HOW TO COMPLETE THIS TASK
For the entries below, count the lines that contain the word "description" and reply with that number only.

<<<<

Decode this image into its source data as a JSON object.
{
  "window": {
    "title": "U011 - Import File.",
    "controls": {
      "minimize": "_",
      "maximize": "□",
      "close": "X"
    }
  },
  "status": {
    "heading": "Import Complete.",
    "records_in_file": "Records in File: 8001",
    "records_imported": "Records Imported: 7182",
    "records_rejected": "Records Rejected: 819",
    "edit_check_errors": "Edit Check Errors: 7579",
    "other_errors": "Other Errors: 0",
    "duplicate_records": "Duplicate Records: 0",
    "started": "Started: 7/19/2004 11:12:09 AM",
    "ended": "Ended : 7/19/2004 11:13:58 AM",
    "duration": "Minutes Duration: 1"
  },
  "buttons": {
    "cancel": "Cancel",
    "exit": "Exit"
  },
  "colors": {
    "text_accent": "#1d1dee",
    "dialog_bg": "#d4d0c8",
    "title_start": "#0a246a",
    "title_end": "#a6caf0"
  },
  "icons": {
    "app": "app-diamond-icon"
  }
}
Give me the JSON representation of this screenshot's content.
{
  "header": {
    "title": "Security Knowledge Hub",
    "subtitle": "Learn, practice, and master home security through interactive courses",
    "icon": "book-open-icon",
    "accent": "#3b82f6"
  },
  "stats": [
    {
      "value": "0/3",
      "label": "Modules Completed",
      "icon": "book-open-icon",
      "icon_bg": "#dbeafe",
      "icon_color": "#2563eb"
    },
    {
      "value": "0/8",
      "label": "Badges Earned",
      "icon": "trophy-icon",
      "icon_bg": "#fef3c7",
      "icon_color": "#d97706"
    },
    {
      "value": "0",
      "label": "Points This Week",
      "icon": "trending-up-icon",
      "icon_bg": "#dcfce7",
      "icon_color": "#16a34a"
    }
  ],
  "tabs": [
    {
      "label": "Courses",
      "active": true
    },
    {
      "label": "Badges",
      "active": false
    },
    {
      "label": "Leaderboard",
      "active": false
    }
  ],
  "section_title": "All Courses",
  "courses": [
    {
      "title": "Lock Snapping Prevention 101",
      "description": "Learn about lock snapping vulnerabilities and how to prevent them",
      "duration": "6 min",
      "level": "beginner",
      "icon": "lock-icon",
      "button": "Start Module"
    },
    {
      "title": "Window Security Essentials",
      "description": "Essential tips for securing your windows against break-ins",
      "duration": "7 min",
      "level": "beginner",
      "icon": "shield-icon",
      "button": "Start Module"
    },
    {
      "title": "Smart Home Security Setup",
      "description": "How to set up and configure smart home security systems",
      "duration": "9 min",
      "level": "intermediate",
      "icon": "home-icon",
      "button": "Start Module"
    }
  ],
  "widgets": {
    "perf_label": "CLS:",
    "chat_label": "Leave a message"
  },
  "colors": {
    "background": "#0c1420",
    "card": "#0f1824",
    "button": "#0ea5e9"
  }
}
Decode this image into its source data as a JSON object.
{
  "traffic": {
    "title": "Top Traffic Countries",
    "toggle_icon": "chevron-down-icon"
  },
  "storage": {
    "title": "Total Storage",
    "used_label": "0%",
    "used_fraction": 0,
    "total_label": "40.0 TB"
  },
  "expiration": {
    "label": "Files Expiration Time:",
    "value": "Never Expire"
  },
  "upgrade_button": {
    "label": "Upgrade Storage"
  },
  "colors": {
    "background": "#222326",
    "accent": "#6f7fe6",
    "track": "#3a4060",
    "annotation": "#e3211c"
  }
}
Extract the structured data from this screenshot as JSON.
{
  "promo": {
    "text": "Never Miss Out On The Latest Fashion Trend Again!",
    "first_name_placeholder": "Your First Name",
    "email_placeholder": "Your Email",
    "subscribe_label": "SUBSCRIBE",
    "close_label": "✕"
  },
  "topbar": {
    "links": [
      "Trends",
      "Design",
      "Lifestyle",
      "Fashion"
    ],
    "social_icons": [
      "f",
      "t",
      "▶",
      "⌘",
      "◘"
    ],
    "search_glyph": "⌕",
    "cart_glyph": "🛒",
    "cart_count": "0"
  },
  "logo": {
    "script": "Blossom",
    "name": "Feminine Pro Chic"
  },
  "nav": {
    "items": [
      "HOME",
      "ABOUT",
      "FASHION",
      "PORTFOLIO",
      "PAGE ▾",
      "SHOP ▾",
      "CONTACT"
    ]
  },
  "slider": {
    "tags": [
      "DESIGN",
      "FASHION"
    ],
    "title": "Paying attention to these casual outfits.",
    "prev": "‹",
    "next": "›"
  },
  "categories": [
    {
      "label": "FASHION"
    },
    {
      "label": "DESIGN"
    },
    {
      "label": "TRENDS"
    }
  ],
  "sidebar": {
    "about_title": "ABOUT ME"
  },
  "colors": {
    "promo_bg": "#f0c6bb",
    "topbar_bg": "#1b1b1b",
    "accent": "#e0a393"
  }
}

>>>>

SOLUTION FOR THIS EXERCISE
3